A good social support network usually includes family, friends, community members and others who provide physical, practical and emotional help.
Just as individuals need different levels of social support, people around them are likely to react to those needs in different ways. Some people have family and friends who rally around and cannot do enough for them. Others find the people they most depend on withdraw because it is all too distressing for them, or they do not know how to help.
People with advanced cancer and their caregivers, who feel that they have a good support network tend to cope better with their diagnosis and generally have a better quality of life than those who do not have such back-up.
A variety of groups and services offer support for people with advanced cancer, their caregivers, family and friends. These include face-to-face groups, or email and telephone contact, especially for people who live in rural areas or are less mobile.
You may start with the Cancer Council’s services phone 13 11 20, enquire about the Cancer Connect program, state-based and cancer-specific support groups and its Helpline. Contact your hospital or talk to your cancer nurse or a social worker to get more information about other local support groups.
Carers Australia, has information on carer support groups around Australia. Contact Freecall 1800 242 636 for information, or for over-the-phone counselling and support.

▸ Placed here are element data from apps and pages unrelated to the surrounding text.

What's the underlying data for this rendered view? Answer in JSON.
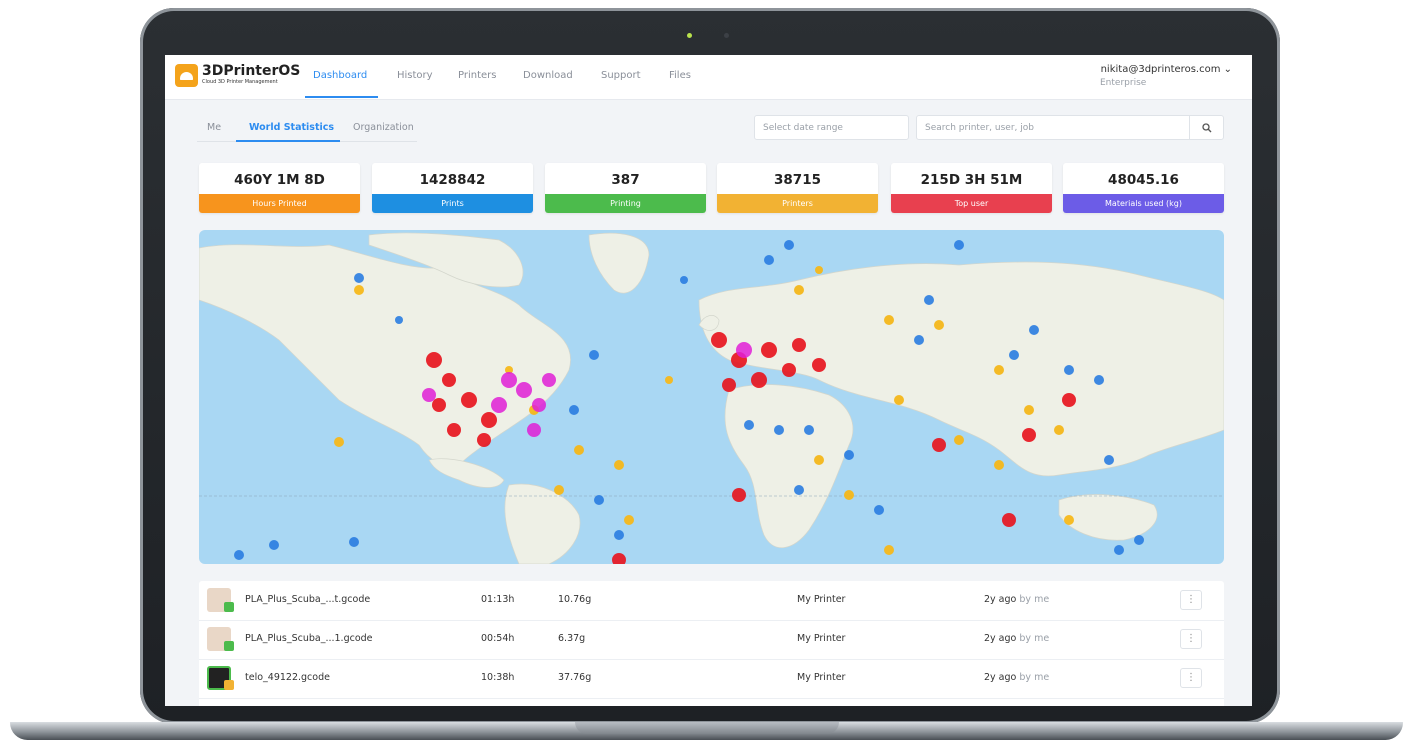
{
  "app": {
    "logo_title": "3DPrinterOS",
    "logo_subtitle": "Cloud 3D Printer Management",
    "nav": [
      "Dashboard",
      "History",
      "Printers",
      "Download",
      "Support",
      "Files"
    ],
    "active_nav": "Dashboard",
    "user_email": "nikita@3dprinteros.com ⌄",
    "user_plan": "Enterprise"
  },
  "tabs": [
    "Me",
    "World Statistics",
    "Organization"
  ],
  "active_tab": "World Statistics",
  "date_range_placeholder": "Select date range",
  "search_placeholder": "Search printer, user, job",
  "stats": [
    {
      "value": "460Y 1M 8D",
      "label": "Hours Printed",
      "color": "#f7941d"
    },
    {
      "value": "1428842",
      "label": "Prints",
      "color": "#1e8fe1"
    },
    {
      "value": "387",
      "label": "Printing",
      "color": "#4cbb4c"
    },
    {
      "value": "38715",
      "label": "Printers",
      "color": "#f2b233"
    },
    {
      "value": "215D 3H 51M",
      "label": "Top user",
      "color": "#e8404f"
    },
    {
      "value": "48045.16",
      "label": "Materials used (kg)",
      "color": "#6c5ce7"
    }
  ],
  "jobs": [
    {
      "name": "PLA_Plus_Scuba_...t.gcode",
      "time": "01:13h",
      "weight": "10.76g",
      "printer": "My Printer",
      "ago": "2y ago",
      "by": "by me",
      "status": "done"
    },
    {
      "name": "PLA_Plus_Scuba_...1.gcode",
      "time": "00:54h",
      "weight": "6.37g",
      "printer": "My Printer",
      "ago": "2y ago",
      "by": "by me",
      "status": "done"
    },
    {
      "name": "telo_49122.gcode",
      "time": "10:38h",
      "weight": "37.76g",
      "printer": "My Printer",
      "ago": "2y ago",
      "by": "by me",
      "status": "warning"
    }
  ],
  "colors": {
    "accent": "#2d8cf0",
    "ocean": "#a9d7f3",
    "land": "#eef0e6"
  }
}
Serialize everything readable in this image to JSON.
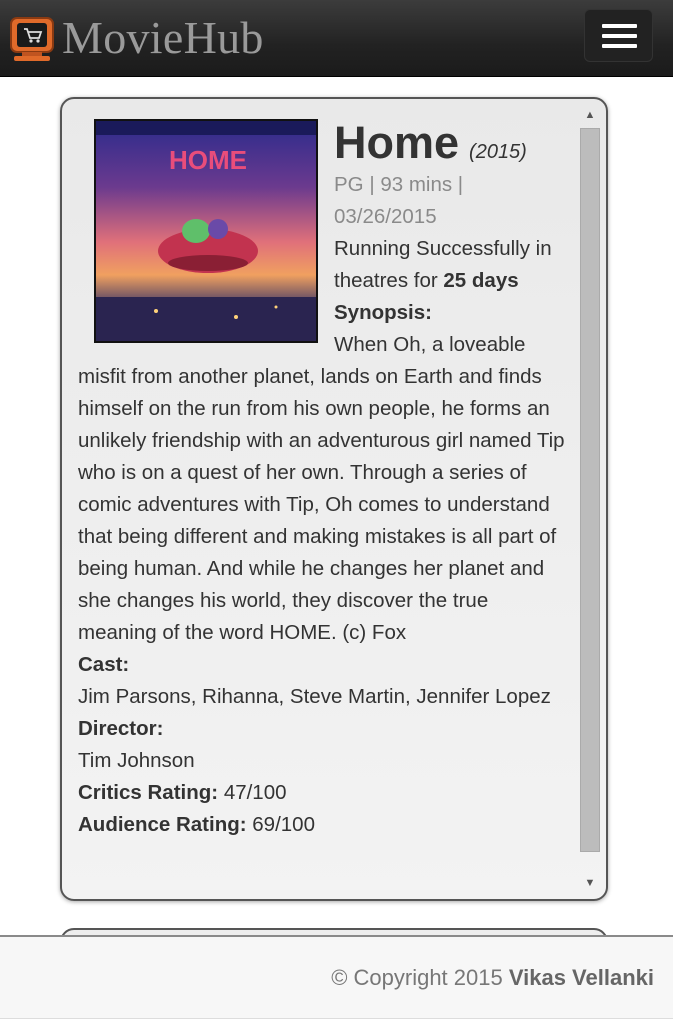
{
  "header": {
    "brand": "MovieHub",
    "logo_icon": "tv-cart-icon",
    "menu_icon": "hamburger-menu-icon"
  },
  "movie": {
    "title": "Home",
    "year": "(2015)",
    "meta_line1": "PG | 93 mins |",
    "meta_line2": "03/26/2015",
    "running_prefix": "Running Successfully in theatres for",
    "running_days": "25 days",
    "synopsis_label": "Synopsis:",
    "synopsis": "When Oh, a loveable misfit from another planet, lands on Earth and finds himself on the run from his own people, he forms an unlikely friendship with an adventurous girl named Tip who is on a quest of her own. Through a series of comic adventures with Tip, Oh comes to understand that being different and making mistakes is all part of being human. And while he changes her planet and she changes his world, they discover the true meaning of the word HOME. (c) Fox",
    "cast_label": "Cast:",
    "cast": "Jim Parsons, Rihanna, Steve Martin, Jennifer Lopez",
    "director_label": "Director:",
    "director": "Tim Johnson",
    "critics_label": "Critics Rating:",
    "critics_value": "47/100",
    "audience_label": "Audience Rating:",
    "audience_value": "69/100",
    "poster_text": "HOME"
  },
  "footer": {
    "copyright": "© Copyright 2015",
    "owner": "Vikas Vellanki"
  },
  "colors": {
    "navbar": "#222222",
    "brand_text": "#9a9a9a",
    "logo_accent": "#e06a2a"
  }
}
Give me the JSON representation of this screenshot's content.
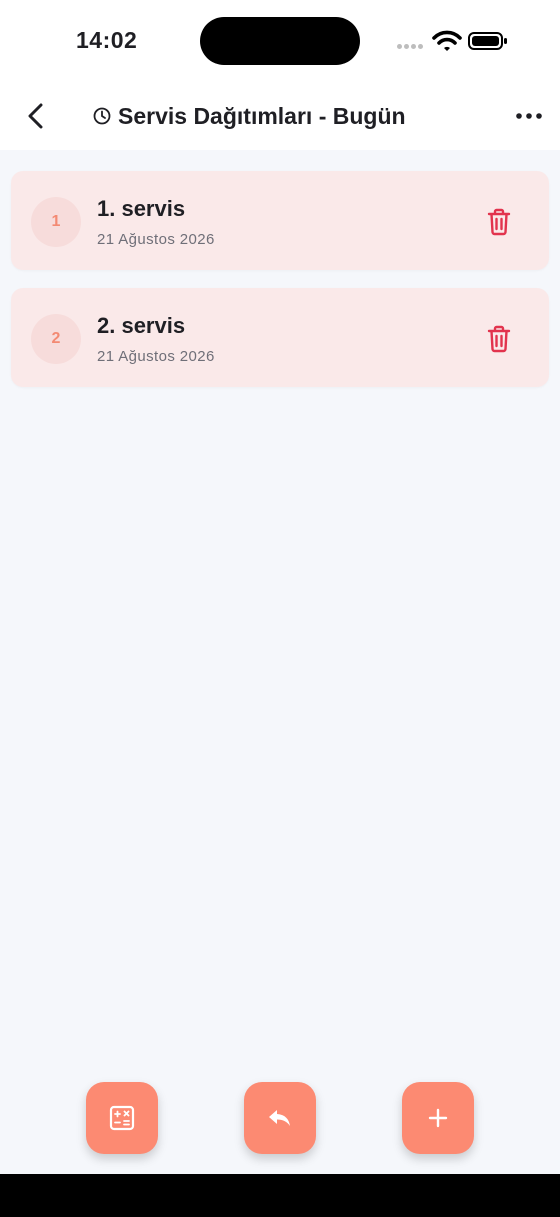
{
  "status_bar": {
    "time": "14:02"
  },
  "nav": {
    "title": "Servis Dağıtımları - Bugün",
    "back_icon": "chevron-left-icon",
    "title_icon": "clock-icon",
    "more_icon": "more-horizontal-icon"
  },
  "items": [
    {
      "index": "1",
      "title": "1. servis",
      "date": "21 Ağustos 2026"
    },
    {
      "index": "2",
      "title": "2. servis",
      "date": "21 Ağustos 2026"
    }
  ],
  "actions": [
    {
      "name": "calculator",
      "icon": "calculator-icon"
    },
    {
      "name": "undo",
      "icon": "undo-icon"
    },
    {
      "name": "add",
      "icon": "plus-icon"
    }
  ],
  "colors": {
    "accent": "#fc8a72",
    "card_background": "#fae9e9",
    "badge_background": "#f7dcdb",
    "badge_text": "#f38a73",
    "delete": "#e2334d",
    "page_background": "#f5f7fb"
  }
}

Try not to let your pride or reluctance to “impose” stop you from accepting help. Most offers of assistance, especially from those close to you, are genuine. In many cases, this is their way of letting you know you are not alone.
Family or friends may be able to pick up medications, cook or simply sit with you. Hopefully, they appreciate your honesty when you really want to be alone or want to do something for yourself. But, for the most part, their help may in fact be helpful to all of you, including them.
If you want to help someone who may be reluctant to accept it, specific offers ("Tell me what I need to pick up from the chemist") are often more effective than "open" offers ("What can I do to help?").
Life, Hope & Reality was developed and written by Afaf Girgis, Claire Johnson, and Sylvie Lambert with funding from the NHMRC and Cancer Council NSW.Last updated 30 August 2015